Your task:
Those lines of the following listing which contain the string "autostima" should be returned.

Records to use:
************

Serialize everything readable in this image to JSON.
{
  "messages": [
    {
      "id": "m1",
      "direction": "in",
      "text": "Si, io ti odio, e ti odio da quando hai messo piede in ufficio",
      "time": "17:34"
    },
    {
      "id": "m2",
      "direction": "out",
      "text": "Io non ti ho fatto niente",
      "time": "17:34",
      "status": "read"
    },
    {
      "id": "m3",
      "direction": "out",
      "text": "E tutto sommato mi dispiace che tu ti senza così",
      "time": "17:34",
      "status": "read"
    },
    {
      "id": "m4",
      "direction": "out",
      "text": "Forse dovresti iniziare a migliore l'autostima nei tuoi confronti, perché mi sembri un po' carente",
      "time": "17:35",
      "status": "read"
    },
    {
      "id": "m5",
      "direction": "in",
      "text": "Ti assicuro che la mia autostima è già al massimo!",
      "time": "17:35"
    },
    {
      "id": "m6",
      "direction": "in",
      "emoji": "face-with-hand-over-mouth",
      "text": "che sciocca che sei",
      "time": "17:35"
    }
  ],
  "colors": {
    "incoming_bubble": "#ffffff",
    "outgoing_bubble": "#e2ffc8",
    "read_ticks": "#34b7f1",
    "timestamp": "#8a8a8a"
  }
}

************

Task solution:
      "text": "Forse dovresti iniziare a migliore l'autostima nei tuoi confronti, perché mi sembri un po' carente",
      "text": "Ti assicuro che la mia autostima è già al massimo!",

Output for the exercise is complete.